Data supplied:

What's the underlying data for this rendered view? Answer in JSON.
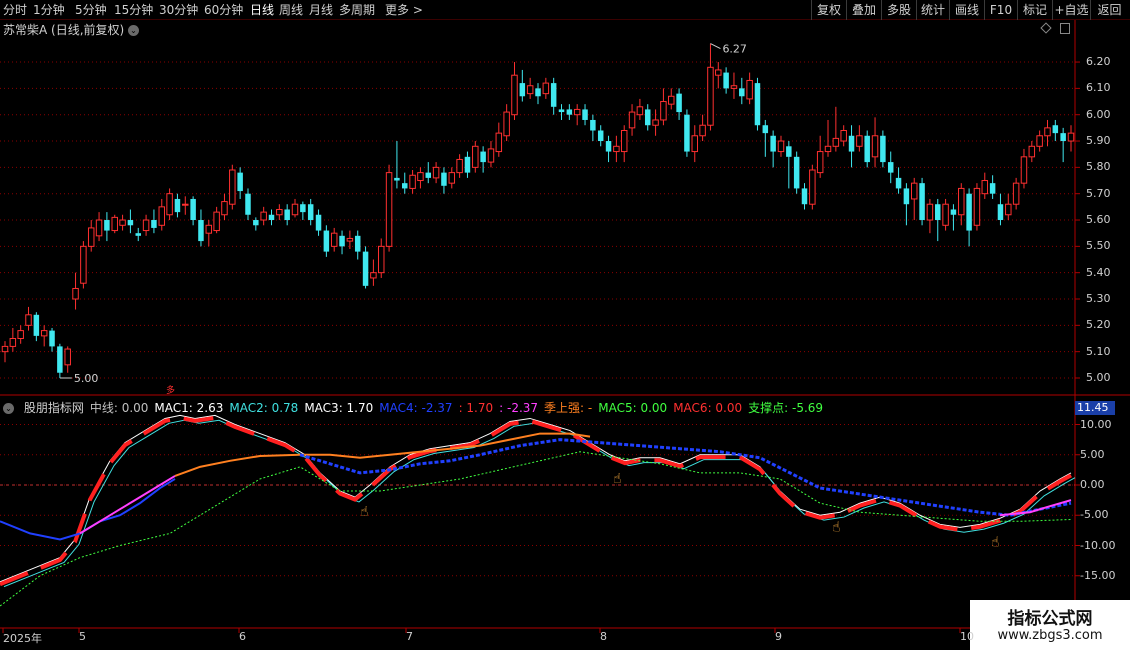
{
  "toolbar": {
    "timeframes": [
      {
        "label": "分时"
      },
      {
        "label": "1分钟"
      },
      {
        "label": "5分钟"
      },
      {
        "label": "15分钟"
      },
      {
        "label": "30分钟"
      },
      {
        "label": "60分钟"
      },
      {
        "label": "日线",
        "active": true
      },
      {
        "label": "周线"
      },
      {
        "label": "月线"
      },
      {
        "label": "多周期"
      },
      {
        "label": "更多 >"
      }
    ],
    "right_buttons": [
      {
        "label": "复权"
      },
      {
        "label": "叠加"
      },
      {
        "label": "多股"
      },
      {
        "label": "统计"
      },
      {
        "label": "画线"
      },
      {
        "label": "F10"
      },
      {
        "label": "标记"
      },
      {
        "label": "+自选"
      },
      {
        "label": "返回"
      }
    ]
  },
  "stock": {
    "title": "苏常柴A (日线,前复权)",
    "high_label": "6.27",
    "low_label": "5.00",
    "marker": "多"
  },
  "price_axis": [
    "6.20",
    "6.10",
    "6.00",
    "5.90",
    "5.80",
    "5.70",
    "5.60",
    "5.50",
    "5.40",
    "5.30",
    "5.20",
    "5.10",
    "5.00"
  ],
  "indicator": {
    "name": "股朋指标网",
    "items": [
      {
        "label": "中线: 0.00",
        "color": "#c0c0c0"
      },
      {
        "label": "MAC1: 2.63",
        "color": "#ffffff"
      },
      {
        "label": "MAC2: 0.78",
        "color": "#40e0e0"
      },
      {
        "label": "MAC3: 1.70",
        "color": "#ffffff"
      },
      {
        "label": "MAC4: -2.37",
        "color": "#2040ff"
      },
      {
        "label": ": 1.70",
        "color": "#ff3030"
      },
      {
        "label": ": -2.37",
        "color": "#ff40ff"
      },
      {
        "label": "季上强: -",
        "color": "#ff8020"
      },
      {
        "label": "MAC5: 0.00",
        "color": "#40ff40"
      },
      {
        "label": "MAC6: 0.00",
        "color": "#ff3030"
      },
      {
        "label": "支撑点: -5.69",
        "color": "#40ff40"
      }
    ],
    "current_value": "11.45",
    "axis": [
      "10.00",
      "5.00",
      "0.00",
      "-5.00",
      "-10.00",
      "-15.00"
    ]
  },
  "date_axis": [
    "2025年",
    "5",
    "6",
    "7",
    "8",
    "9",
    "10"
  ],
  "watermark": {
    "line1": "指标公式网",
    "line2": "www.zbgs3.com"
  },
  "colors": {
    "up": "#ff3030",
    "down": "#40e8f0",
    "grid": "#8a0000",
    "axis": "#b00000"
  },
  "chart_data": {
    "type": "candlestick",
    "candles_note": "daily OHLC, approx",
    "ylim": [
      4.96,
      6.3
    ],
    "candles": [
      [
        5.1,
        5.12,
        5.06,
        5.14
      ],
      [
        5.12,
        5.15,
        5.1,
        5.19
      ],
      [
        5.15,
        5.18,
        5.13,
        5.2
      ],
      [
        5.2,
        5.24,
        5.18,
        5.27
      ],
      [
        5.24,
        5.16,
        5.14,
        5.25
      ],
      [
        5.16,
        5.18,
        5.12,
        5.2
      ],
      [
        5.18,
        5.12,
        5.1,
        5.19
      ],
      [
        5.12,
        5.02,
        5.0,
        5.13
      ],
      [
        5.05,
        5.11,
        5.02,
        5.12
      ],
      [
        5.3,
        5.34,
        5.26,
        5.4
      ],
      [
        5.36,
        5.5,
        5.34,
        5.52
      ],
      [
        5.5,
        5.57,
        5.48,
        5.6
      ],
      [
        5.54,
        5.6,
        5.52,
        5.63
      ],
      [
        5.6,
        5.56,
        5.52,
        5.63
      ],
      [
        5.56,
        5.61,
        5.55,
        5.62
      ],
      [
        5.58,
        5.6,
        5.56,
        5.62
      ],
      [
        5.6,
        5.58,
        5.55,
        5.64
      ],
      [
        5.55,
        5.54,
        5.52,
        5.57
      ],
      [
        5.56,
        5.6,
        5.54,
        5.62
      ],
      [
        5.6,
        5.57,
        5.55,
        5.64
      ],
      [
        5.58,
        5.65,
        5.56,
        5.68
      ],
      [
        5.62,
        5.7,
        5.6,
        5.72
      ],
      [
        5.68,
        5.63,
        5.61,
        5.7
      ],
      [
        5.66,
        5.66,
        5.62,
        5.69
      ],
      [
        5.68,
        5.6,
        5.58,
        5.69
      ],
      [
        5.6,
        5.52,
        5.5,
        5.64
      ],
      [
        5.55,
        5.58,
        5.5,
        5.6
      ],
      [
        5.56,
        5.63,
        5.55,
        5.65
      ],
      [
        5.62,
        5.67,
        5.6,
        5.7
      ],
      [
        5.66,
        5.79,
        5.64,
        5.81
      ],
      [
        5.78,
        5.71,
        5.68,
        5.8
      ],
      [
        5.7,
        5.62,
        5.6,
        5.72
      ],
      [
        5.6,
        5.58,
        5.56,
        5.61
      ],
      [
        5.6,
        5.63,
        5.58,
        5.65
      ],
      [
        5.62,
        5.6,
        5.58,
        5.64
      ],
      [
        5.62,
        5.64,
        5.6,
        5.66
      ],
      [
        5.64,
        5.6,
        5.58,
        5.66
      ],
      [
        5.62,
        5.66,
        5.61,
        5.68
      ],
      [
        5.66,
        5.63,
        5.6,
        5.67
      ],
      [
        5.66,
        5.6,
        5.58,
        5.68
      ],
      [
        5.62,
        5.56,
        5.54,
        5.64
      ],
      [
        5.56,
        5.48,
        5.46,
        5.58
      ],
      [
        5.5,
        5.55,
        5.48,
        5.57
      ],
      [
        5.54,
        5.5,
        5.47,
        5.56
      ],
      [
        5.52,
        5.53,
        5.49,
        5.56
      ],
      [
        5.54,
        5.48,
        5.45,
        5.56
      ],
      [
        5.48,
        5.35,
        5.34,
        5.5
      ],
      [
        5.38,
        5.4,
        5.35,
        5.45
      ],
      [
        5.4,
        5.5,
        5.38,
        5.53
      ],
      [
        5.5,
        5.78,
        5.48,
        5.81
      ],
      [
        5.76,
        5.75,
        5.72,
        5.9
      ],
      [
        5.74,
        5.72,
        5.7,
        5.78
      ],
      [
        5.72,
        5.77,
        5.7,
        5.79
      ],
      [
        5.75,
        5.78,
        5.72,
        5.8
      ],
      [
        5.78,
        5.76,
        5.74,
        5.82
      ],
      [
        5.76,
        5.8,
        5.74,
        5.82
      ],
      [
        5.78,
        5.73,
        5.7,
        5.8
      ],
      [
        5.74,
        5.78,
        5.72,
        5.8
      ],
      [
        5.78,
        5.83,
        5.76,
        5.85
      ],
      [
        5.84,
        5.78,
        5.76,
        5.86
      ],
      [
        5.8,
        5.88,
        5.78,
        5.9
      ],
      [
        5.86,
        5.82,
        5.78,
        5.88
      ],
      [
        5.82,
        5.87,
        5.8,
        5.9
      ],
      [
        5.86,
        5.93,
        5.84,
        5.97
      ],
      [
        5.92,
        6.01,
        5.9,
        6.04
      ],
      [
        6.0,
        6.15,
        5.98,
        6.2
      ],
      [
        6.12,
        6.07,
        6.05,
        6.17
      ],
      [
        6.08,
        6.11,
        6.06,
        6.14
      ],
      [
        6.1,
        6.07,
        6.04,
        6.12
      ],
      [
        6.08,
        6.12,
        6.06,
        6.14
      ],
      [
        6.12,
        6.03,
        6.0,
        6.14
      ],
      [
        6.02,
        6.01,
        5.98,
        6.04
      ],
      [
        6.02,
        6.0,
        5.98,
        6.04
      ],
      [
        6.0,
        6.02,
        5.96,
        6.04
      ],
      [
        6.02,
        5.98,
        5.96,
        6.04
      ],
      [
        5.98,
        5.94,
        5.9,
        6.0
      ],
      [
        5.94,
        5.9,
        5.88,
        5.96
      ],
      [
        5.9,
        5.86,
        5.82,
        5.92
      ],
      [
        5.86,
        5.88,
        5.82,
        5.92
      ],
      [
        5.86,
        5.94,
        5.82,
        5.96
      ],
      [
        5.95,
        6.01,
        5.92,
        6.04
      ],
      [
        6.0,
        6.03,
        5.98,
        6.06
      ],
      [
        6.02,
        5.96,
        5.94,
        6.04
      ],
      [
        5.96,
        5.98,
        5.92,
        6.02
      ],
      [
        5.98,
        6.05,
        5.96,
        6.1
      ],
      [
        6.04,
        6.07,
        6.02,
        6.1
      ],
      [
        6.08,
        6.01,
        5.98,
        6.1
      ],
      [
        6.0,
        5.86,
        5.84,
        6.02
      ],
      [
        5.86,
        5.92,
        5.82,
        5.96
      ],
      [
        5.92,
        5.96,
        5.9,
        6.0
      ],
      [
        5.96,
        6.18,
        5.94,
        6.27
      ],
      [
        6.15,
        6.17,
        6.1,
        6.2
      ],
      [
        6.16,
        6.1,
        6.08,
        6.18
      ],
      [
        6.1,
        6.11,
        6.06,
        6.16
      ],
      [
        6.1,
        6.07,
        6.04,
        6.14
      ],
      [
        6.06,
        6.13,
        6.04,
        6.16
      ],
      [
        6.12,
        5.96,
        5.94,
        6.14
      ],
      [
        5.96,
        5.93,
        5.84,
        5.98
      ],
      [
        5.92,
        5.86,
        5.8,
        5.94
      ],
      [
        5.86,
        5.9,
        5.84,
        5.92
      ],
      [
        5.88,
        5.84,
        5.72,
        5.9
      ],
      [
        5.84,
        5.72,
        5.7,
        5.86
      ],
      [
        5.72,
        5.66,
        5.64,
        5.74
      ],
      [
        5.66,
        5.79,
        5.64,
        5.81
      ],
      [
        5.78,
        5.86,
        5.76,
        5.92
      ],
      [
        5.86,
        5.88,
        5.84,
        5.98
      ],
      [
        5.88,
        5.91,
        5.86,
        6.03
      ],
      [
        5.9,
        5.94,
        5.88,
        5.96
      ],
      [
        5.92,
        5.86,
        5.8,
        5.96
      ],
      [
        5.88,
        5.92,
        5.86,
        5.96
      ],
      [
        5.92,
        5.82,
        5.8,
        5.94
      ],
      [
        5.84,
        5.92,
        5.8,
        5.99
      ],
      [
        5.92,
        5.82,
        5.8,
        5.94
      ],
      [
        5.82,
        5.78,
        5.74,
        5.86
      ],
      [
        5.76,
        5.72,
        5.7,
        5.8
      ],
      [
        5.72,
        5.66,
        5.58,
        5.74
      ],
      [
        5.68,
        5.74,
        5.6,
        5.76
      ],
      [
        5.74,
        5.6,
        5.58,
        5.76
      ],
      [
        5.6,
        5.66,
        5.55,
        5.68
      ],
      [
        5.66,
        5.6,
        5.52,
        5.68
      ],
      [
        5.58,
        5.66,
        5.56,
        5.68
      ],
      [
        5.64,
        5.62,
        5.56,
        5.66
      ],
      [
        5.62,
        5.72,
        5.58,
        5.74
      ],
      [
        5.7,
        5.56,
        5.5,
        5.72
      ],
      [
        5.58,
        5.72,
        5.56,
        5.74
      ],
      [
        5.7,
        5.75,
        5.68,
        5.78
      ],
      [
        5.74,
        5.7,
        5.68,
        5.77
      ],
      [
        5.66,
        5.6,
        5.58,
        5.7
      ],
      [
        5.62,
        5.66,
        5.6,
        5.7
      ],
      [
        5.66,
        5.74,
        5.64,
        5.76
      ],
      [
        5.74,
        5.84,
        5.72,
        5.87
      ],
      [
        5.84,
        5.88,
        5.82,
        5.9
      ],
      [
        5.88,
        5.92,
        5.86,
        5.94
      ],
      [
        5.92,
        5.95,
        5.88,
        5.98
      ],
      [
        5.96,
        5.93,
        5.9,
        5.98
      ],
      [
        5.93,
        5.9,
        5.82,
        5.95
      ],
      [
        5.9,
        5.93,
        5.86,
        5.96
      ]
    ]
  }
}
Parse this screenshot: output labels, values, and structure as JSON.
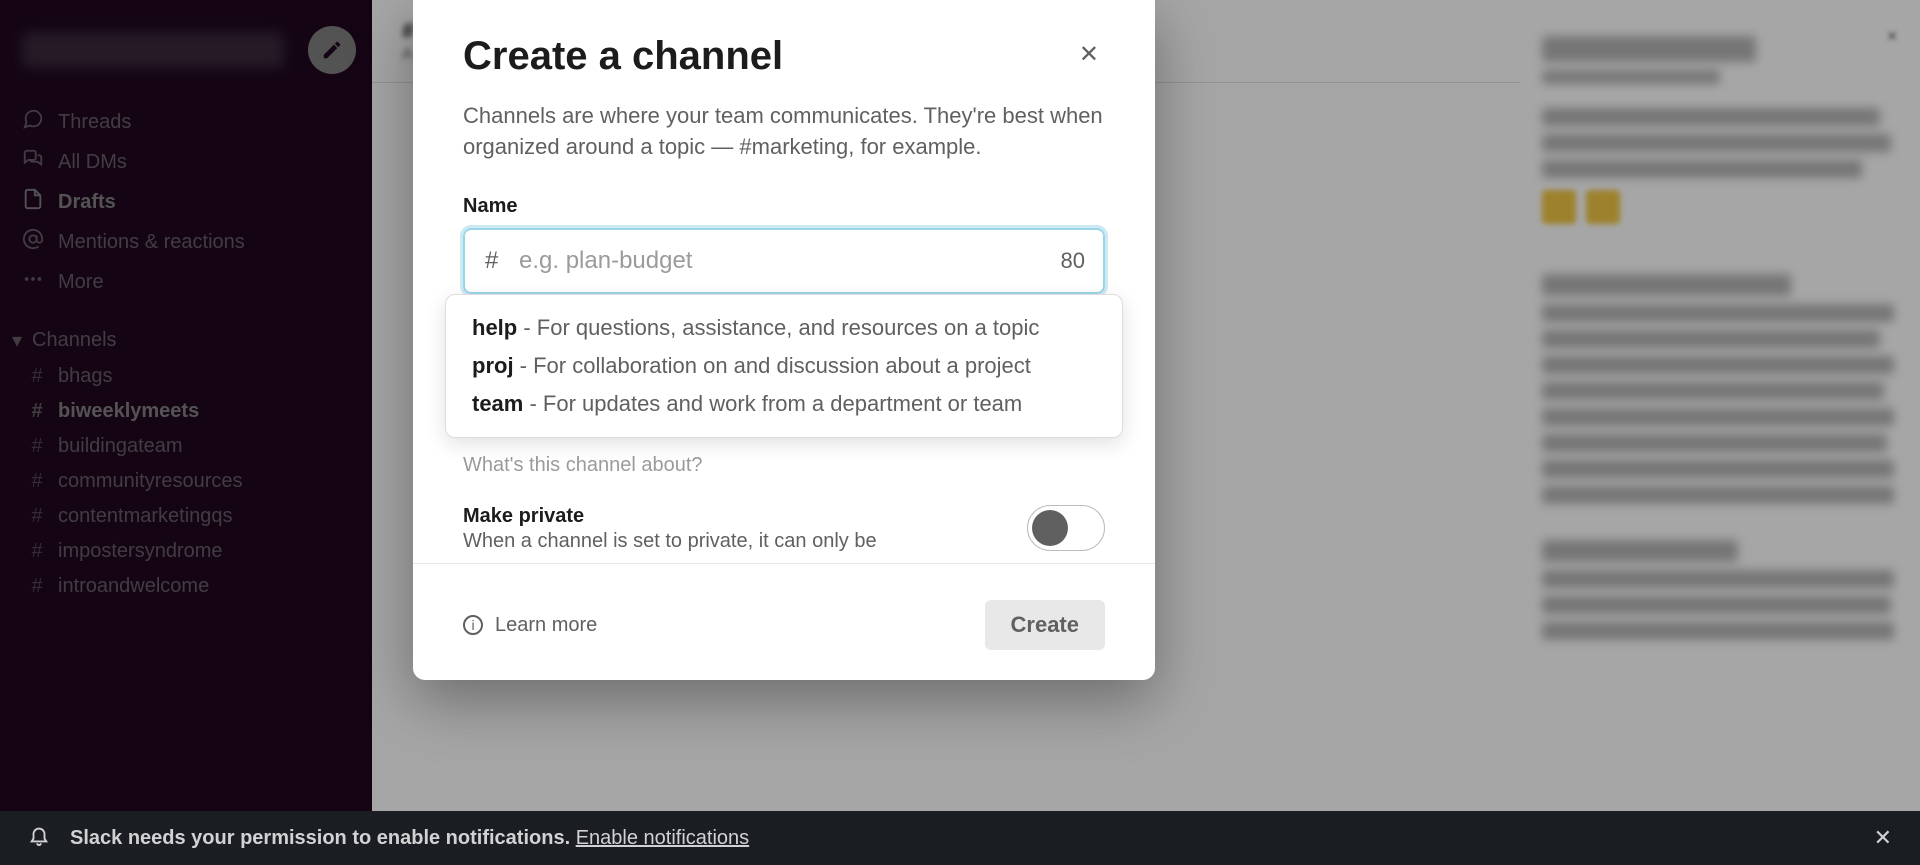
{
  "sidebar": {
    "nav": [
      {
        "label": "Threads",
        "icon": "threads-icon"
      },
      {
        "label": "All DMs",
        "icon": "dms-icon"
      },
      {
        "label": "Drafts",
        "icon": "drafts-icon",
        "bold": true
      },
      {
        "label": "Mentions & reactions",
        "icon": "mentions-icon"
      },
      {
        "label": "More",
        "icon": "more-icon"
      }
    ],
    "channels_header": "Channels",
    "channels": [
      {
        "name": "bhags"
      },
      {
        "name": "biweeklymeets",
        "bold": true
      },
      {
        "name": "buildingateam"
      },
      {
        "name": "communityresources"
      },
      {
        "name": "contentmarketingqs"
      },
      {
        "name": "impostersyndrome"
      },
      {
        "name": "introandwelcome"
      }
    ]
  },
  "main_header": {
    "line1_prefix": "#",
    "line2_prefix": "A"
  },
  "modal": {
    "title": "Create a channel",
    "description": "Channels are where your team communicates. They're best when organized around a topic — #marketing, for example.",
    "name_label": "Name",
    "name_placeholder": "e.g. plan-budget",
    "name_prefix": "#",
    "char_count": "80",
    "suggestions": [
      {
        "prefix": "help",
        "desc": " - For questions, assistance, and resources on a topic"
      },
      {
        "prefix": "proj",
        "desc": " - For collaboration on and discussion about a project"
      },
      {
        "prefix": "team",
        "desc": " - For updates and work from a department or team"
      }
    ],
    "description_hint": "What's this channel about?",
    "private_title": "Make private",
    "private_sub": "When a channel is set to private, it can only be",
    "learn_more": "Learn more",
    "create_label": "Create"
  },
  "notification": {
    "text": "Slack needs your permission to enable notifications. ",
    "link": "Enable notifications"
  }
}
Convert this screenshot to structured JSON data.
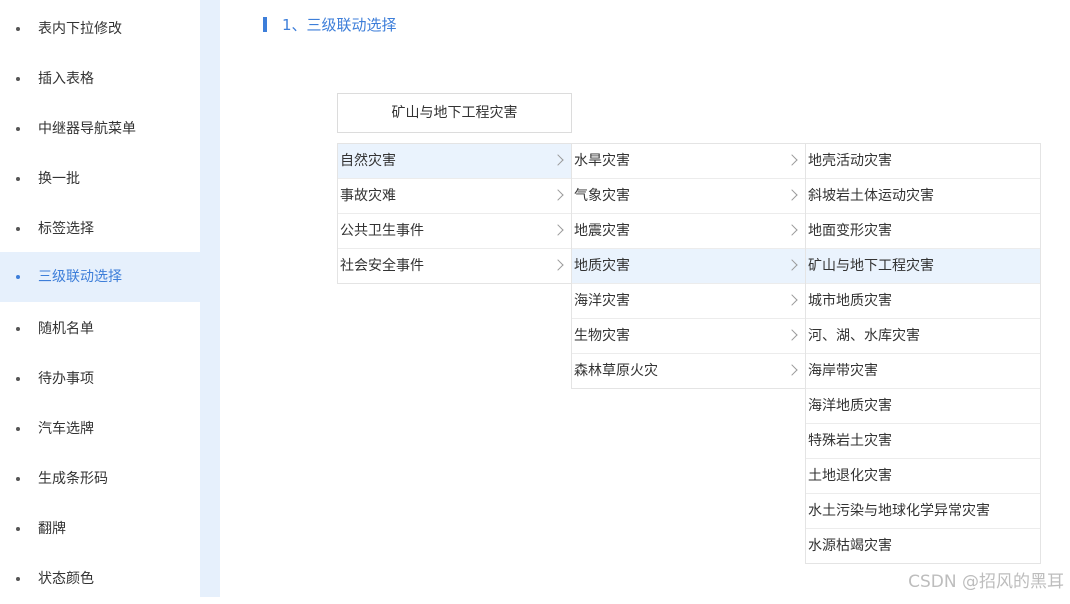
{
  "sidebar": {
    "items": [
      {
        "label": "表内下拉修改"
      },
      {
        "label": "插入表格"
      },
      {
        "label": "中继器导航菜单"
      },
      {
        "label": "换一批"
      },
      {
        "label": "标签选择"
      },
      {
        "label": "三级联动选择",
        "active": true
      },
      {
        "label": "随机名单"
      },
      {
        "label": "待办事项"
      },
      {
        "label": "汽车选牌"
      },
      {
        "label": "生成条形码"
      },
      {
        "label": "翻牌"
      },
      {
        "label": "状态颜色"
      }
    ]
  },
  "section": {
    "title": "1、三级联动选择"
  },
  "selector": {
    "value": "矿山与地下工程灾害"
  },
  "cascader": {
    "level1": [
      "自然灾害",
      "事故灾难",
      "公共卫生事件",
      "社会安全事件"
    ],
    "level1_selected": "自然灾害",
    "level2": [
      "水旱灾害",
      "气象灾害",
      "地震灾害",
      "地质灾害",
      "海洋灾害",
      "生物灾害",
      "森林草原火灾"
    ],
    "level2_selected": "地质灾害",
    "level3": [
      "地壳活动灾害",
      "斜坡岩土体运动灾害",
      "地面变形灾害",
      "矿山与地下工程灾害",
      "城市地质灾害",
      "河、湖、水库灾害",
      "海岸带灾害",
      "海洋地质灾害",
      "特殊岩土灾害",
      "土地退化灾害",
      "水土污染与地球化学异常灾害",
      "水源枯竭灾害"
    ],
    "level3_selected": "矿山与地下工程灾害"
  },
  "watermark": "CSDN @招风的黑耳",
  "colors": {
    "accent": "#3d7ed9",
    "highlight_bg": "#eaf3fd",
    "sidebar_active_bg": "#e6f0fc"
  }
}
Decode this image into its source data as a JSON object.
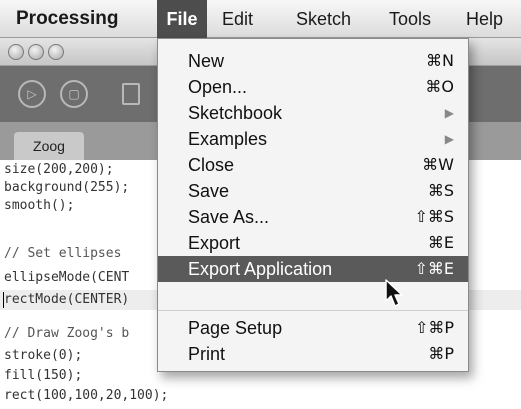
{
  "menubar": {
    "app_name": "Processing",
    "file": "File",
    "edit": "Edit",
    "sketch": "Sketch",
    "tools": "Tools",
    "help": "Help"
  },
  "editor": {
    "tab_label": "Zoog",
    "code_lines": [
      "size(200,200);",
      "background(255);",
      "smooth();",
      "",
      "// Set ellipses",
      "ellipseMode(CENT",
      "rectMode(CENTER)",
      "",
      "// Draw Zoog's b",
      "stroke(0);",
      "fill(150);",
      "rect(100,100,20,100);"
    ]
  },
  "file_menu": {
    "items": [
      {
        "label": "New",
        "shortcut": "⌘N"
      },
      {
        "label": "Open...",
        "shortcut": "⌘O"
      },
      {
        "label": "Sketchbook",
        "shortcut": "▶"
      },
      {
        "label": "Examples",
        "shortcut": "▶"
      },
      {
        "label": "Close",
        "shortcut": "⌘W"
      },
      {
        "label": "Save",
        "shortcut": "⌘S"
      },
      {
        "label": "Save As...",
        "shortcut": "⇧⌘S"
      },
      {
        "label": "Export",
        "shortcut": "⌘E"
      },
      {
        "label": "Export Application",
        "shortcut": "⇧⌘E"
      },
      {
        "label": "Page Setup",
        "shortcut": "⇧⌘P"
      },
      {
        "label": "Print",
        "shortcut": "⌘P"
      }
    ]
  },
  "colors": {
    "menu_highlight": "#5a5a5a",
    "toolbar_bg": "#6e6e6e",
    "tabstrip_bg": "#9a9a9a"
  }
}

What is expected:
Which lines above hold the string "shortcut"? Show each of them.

Solution to the exercise:
        "shortcut": "⌘N"
        "shortcut": "⌘O"
        "shortcut": "▶"
        "shortcut": "▶"
        "shortcut": "⌘W"
        "shortcut": "⌘S"
        "shortcut": "⇧⌘S"
        "shortcut": "⌘E"
        "shortcut": "⇧⌘E"
        "shortcut": "⇧⌘P"
        "shortcut": "⌘P"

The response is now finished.